_Problem details_.
Pull every line that includes the word "icon" out of the data below and copy it.

[Website and app data records]
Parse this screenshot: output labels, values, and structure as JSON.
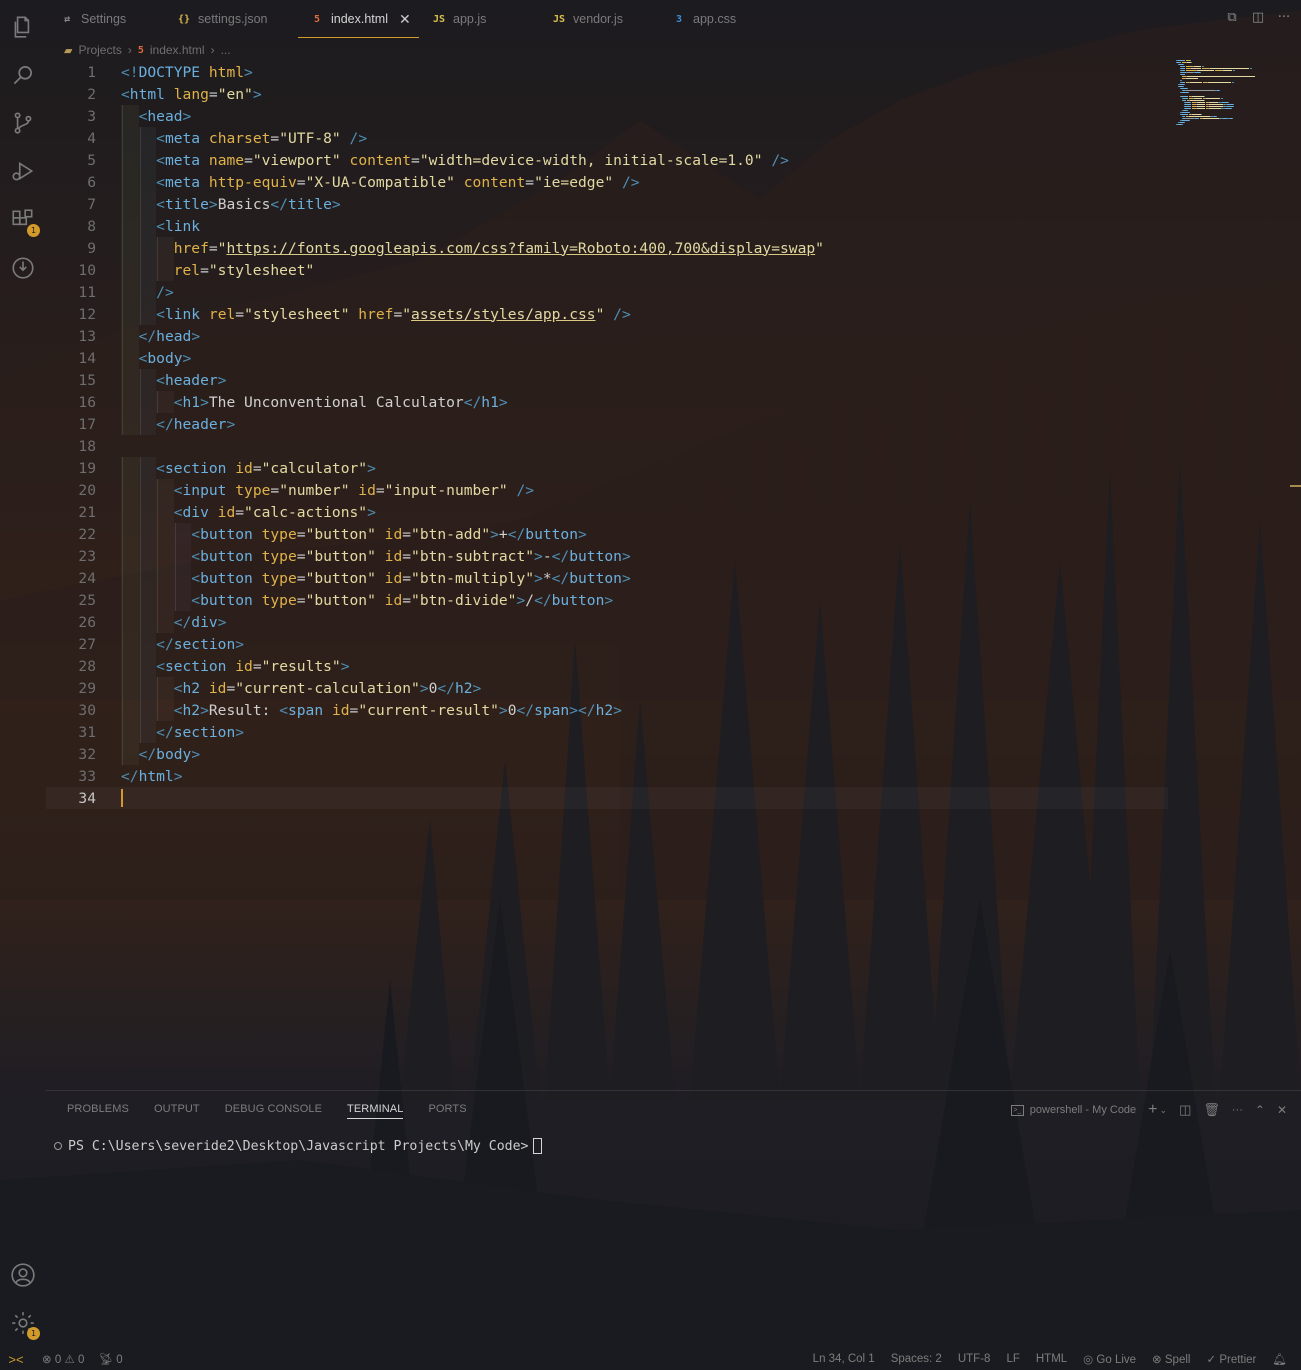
{
  "tabs": [
    {
      "icon": "⇄",
      "label": "Settings",
      "active": false
    },
    {
      "icon": "{}",
      "label": "settings.json",
      "active": false
    },
    {
      "icon": "5",
      "label": "index.html",
      "active": true
    },
    {
      "icon": "JS",
      "label": "app.js",
      "active": false
    },
    {
      "icon": "JS",
      "label": "vendor.js",
      "active": false
    },
    {
      "icon": "3",
      "label": "app.css",
      "active": false
    }
  ],
  "tab_close_glyph": "✕",
  "top_actions": [
    "⧉",
    "◫",
    "···"
  ],
  "breadcrumb": {
    "folder": "Projects",
    "sep": "›",
    "file": "index.html",
    "sep2": "›",
    "more": "..."
  },
  "code_lines": [
    {
      "n": "1",
      "c": [
        [
          "p",
          "<!"
        ],
        [
          "t",
          "DOCTYPE"
        ],
        [
          "x",
          " "
        ],
        [
          "a",
          "html"
        ],
        [
          "p",
          ">"
        ]
      ]
    },
    {
      "n": "2",
      "c": [
        [
          "p",
          "<"
        ],
        [
          "t",
          "html"
        ],
        [
          "x",
          " "
        ],
        [
          "a",
          "lang"
        ],
        [
          "x",
          "="
        ],
        [
          "s",
          "\"en\""
        ],
        [
          "p",
          ">"
        ]
      ]
    },
    {
      "n": "3",
      "c": [
        [
          "x",
          "  "
        ],
        [
          "p",
          "<"
        ],
        [
          "t",
          "head"
        ],
        [
          "p",
          ">"
        ]
      ]
    },
    {
      "n": "4",
      "c": [
        [
          "x",
          "    "
        ],
        [
          "p",
          "<"
        ],
        [
          "t",
          "meta"
        ],
        [
          "x",
          " "
        ],
        [
          "a",
          "charset"
        ],
        [
          "x",
          "="
        ],
        [
          "s",
          "\"UTF-8\""
        ],
        [
          "x",
          " "
        ],
        [
          "p",
          "/>"
        ]
      ]
    },
    {
      "n": "5",
      "c": [
        [
          "x",
          "    "
        ],
        [
          "p",
          "<"
        ],
        [
          "t",
          "meta"
        ],
        [
          "x",
          " "
        ],
        [
          "a",
          "name"
        ],
        [
          "x",
          "="
        ],
        [
          "s",
          "\"viewport\""
        ],
        [
          "x",
          " "
        ],
        [
          "a",
          "content"
        ],
        [
          "x",
          "="
        ],
        [
          "s",
          "\"width=device-width, initial-scale=1.0\""
        ],
        [
          "x",
          " "
        ],
        [
          "p",
          "/>"
        ]
      ]
    },
    {
      "n": "6",
      "c": [
        [
          "x",
          "    "
        ],
        [
          "p",
          "<"
        ],
        [
          "t",
          "meta"
        ],
        [
          "x",
          " "
        ],
        [
          "a",
          "http-equiv"
        ],
        [
          "x",
          "="
        ],
        [
          "s",
          "\"X-UA-Compatible\""
        ],
        [
          "x",
          " "
        ],
        [
          "a",
          "content"
        ],
        [
          "x",
          "="
        ],
        [
          "s",
          "\"ie=edge\""
        ],
        [
          "x",
          " "
        ],
        [
          "p",
          "/>"
        ]
      ]
    },
    {
      "n": "7",
      "c": [
        [
          "x",
          "    "
        ],
        [
          "p",
          "<"
        ],
        [
          "t",
          "title"
        ],
        [
          "p",
          ">"
        ],
        [
          "x",
          "Basics"
        ],
        [
          "p",
          "</"
        ],
        [
          "t",
          "title"
        ],
        [
          "p",
          ">"
        ]
      ]
    },
    {
      "n": "8",
      "c": [
        [
          "x",
          "    "
        ],
        [
          "p",
          "<"
        ],
        [
          "t",
          "link"
        ]
      ]
    },
    {
      "n": "9",
      "c": [
        [
          "x",
          "      "
        ],
        [
          "a",
          "href"
        ],
        [
          "x",
          "="
        ],
        [
          "s",
          "\""
        ],
        [
          "su",
          "https://fonts.googleapis.com/css?family=Roboto:400,700&display=swap"
        ],
        [
          "s",
          "\""
        ]
      ]
    },
    {
      "n": "10",
      "c": [
        [
          "x",
          "      "
        ],
        [
          "a",
          "rel"
        ],
        [
          "x",
          "="
        ],
        [
          "s",
          "\"stylesheet\""
        ]
      ]
    },
    {
      "n": "11",
      "c": [
        [
          "x",
          "    "
        ],
        [
          "p",
          "/>"
        ]
      ]
    },
    {
      "n": "12",
      "c": [
        [
          "x",
          "    "
        ],
        [
          "p",
          "<"
        ],
        [
          "t",
          "link"
        ],
        [
          "x",
          " "
        ],
        [
          "a",
          "rel"
        ],
        [
          "x",
          "="
        ],
        [
          "s",
          "\"stylesheet\""
        ],
        [
          "x",
          " "
        ],
        [
          "a",
          "href"
        ],
        [
          "x",
          "="
        ],
        [
          "s",
          "\""
        ],
        [
          "su",
          "assets/styles/app.css"
        ],
        [
          "s",
          "\""
        ],
        [
          "x",
          " "
        ],
        [
          "p",
          "/>"
        ]
      ]
    },
    {
      "n": "13",
      "c": [
        [
          "x",
          "  "
        ],
        [
          "p",
          "</"
        ],
        [
          "t",
          "head"
        ],
        [
          "p",
          ">"
        ]
      ]
    },
    {
      "n": "14",
      "c": [
        [
          "x",
          "  "
        ],
        [
          "p",
          "<"
        ],
        [
          "t",
          "body"
        ],
        [
          "p",
          ">"
        ]
      ]
    },
    {
      "n": "15",
      "c": [
        [
          "x",
          "    "
        ],
        [
          "p",
          "<"
        ],
        [
          "t",
          "header"
        ],
        [
          "p",
          ">"
        ]
      ]
    },
    {
      "n": "16",
      "c": [
        [
          "x",
          "      "
        ],
        [
          "p",
          "<"
        ],
        [
          "t",
          "h1"
        ],
        [
          "p",
          ">"
        ],
        [
          "x",
          "The Unconventional Calculator"
        ],
        [
          "p",
          "</"
        ],
        [
          "t",
          "h1"
        ],
        [
          "p",
          ">"
        ]
      ]
    },
    {
      "n": "17",
      "c": [
        [
          "x",
          "    "
        ],
        [
          "p",
          "</"
        ],
        [
          "t",
          "header"
        ],
        [
          "p",
          ">"
        ]
      ]
    },
    {
      "n": "18",
      "c": []
    },
    {
      "n": "19",
      "c": [
        [
          "x",
          "    "
        ],
        [
          "p",
          "<"
        ],
        [
          "t",
          "section"
        ],
        [
          "x",
          " "
        ],
        [
          "a",
          "id"
        ],
        [
          "x",
          "="
        ],
        [
          "s",
          "\"calculator\""
        ],
        [
          "p",
          ">"
        ]
      ]
    },
    {
      "n": "20",
      "c": [
        [
          "x",
          "      "
        ],
        [
          "p",
          "<"
        ],
        [
          "t",
          "input"
        ],
        [
          "x",
          " "
        ],
        [
          "a",
          "type"
        ],
        [
          "x",
          "="
        ],
        [
          "s",
          "\"number\""
        ],
        [
          "x",
          " "
        ],
        [
          "a",
          "id"
        ],
        [
          "x",
          "="
        ],
        [
          "s",
          "\"input-number\""
        ],
        [
          "x",
          " "
        ],
        [
          "p",
          "/>"
        ]
      ]
    },
    {
      "n": "21",
      "c": [
        [
          "x",
          "      "
        ],
        [
          "p",
          "<"
        ],
        [
          "t",
          "div"
        ],
        [
          "x",
          " "
        ],
        [
          "a",
          "id"
        ],
        [
          "x",
          "="
        ],
        [
          "s",
          "\"calc-actions\""
        ],
        [
          "p",
          ">"
        ]
      ]
    },
    {
      "n": "22",
      "c": [
        [
          "x",
          "        "
        ],
        [
          "p",
          "<"
        ],
        [
          "t",
          "button"
        ],
        [
          "x",
          " "
        ],
        [
          "a",
          "type"
        ],
        [
          "x",
          "="
        ],
        [
          "s",
          "\"button\""
        ],
        [
          "x",
          " "
        ],
        [
          "a",
          "id"
        ],
        [
          "x",
          "="
        ],
        [
          "s",
          "\"btn-add\""
        ],
        [
          "p",
          ">"
        ],
        [
          "x",
          "+"
        ],
        [
          "p",
          "</"
        ],
        [
          "t",
          "button"
        ],
        [
          "p",
          ">"
        ]
      ]
    },
    {
      "n": "23",
      "c": [
        [
          "x",
          "        "
        ],
        [
          "p",
          "<"
        ],
        [
          "t",
          "button"
        ],
        [
          "x",
          " "
        ],
        [
          "a",
          "type"
        ],
        [
          "x",
          "="
        ],
        [
          "s",
          "\"button\""
        ],
        [
          "x",
          " "
        ],
        [
          "a",
          "id"
        ],
        [
          "x",
          "="
        ],
        [
          "s",
          "\"btn-subtract\""
        ],
        [
          "p",
          ">"
        ],
        [
          "x",
          "-"
        ],
        [
          "p",
          "</"
        ],
        [
          "t",
          "button"
        ],
        [
          "p",
          ">"
        ]
      ]
    },
    {
      "n": "24",
      "c": [
        [
          "x",
          "        "
        ],
        [
          "p",
          "<"
        ],
        [
          "t",
          "button"
        ],
        [
          "x",
          " "
        ],
        [
          "a",
          "type"
        ],
        [
          "x",
          "="
        ],
        [
          "s",
          "\"button\""
        ],
        [
          "x",
          " "
        ],
        [
          "a",
          "id"
        ],
        [
          "x",
          "="
        ],
        [
          "s",
          "\"btn-multiply\""
        ],
        [
          "p",
          ">"
        ],
        [
          "x",
          "*"
        ],
        [
          "p",
          "</"
        ],
        [
          "t",
          "button"
        ],
        [
          "p",
          ">"
        ]
      ]
    },
    {
      "n": "25",
      "c": [
        [
          "x",
          "        "
        ],
        [
          "p",
          "<"
        ],
        [
          "t",
          "button"
        ],
        [
          "x",
          " "
        ],
        [
          "a",
          "type"
        ],
        [
          "x",
          "="
        ],
        [
          "s",
          "\"button\""
        ],
        [
          "x",
          " "
        ],
        [
          "a",
          "id"
        ],
        [
          "x",
          "="
        ],
        [
          "s",
          "\"btn-divide\""
        ],
        [
          "p",
          ">"
        ],
        [
          "x",
          "/"
        ],
        [
          "p",
          "</"
        ],
        [
          "t",
          "button"
        ],
        [
          "p",
          ">"
        ]
      ]
    },
    {
      "n": "26",
      "c": [
        [
          "x",
          "      "
        ],
        [
          "p",
          "</"
        ],
        [
          "t",
          "div"
        ],
        [
          "p",
          ">"
        ]
      ]
    },
    {
      "n": "27",
      "c": [
        [
          "x",
          "    "
        ],
        [
          "p",
          "</"
        ],
        [
          "t",
          "section"
        ],
        [
          "p",
          ">"
        ]
      ]
    },
    {
      "n": "28",
      "c": [
        [
          "x",
          "    "
        ],
        [
          "p",
          "<"
        ],
        [
          "t",
          "section"
        ],
        [
          "x",
          " "
        ],
        [
          "a",
          "id"
        ],
        [
          "x",
          "="
        ],
        [
          "s",
          "\"results\""
        ],
        [
          "p",
          ">"
        ]
      ]
    },
    {
      "n": "29",
      "c": [
        [
          "x",
          "      "
        ],
        [
          "p",
          "<"
        ],
        [
          "t",
          "h2"
        ],
        [
          "x",
          " "
        ],
        [
          "a",
          "id"
        ],
        [
          "x",
          "="
        ],
        [
          "s",
          "\"current-calculation\""
        ],
        [
          "p",
          ">"
        ],
        [
          "x",
          "0"
        ],
        [
          "p",
          "</"
        ],
        [
          "t",
          "h2"
        ],
        [
          "p",
          ">"
        ]
      ]
    },
    {
      "n": "30",
      "c": [
        [
          "x",
          "      "
        ],
        [
          "p",
          "<"
        ],
        [
          "t",
          "h2"
        ],
        [
          "p",
          ">"
        ],
        [
          "x",
          "Result: "
        ],
        [
          "p",
          "<"
        ],
        [
          "t",
          "span"
        ],
        [
          "x",
          " "
        ],
        [
          "a",
          "id"
        ],
        [
          "x",
          "="
        ],
        [
          "s",
          "\"current-result\""
        ],
        [
          "p",
          ">"
        ],
        [
          "x",
          "0"
        ],
        [
          "p",
          "</"
        ],
        [
          "t",
          "span"
        ],
        [
          "p",
          "></"
        ],
        [
          "t",
          "h2"
        ],
        [
          "p",
          ">"
        ]
      ]
    },
    {
      "n": "31",
      "c": [
        [
          "x",
          "    "
        ],
        [
          "p",
          "</"
        ],
        [
          "t",
          "section"
        ],
        [
          "p",
          ">"
        ]
      ]
    },
    {
      "n": "32",
      "c": [
        [
          "x",
          "  "
        ],
        [
          "p",
          "</"
        ],
        [
          "t",
          "body"
        ],
        [
          "p",
          ">"
        ]
      ]
    },
    {
      "n": "33",
      "c": [
        [
          "p",
          "</"
        ],
        [
          "t",
          "html"
        ],
        [
          "p",
          ">"
        ]
      ]
    },
    {
      "n": "34",
      "c": []
    }
  ],
  "current_line": "34",
  "panel": {
    "tabs": [
      "PROBLEMS",
      "OUTPUT",
      "DEBUG CONSOLE",
      "TERMINAL",
      "PORTS"
    ],
    "active_tab": "TERMINAL",
    "terminal_name": "powershell - My Code",
    "terminal_prompt": "PS C:\\Users\\severide2\\Desktop\\Javascript Projects\\My Code>"
  },
  "status": {
    "remote_glyph": "><",
    "errors": "0",
    "warnings": "0",
    "ports": "0",
    "right": [
      "Ln 34, Col 1",
      "Spaces: 2",
      "UTF-8",
      "LF",
      "HTML",
      "Go Live",
      "Spell",
      "Prettier"
    ]
  },
  "badges": {
    "extensions": "1",
    "settings": "1"
  },
  "colors": {
    "accent": "#d19a2a",
    "tag": "#6bb0de",
    "attribute": "#e0b24a",
    "string": "#e3d9a2",
    "punctuation": "#4f8fb4"
  }
}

_Solution to this task_.
      "icon": "⇄",
      "icon": "{}",
      "icon": "5",
      "icon": "JS",
      "icon": "JS",
      "icon": "3",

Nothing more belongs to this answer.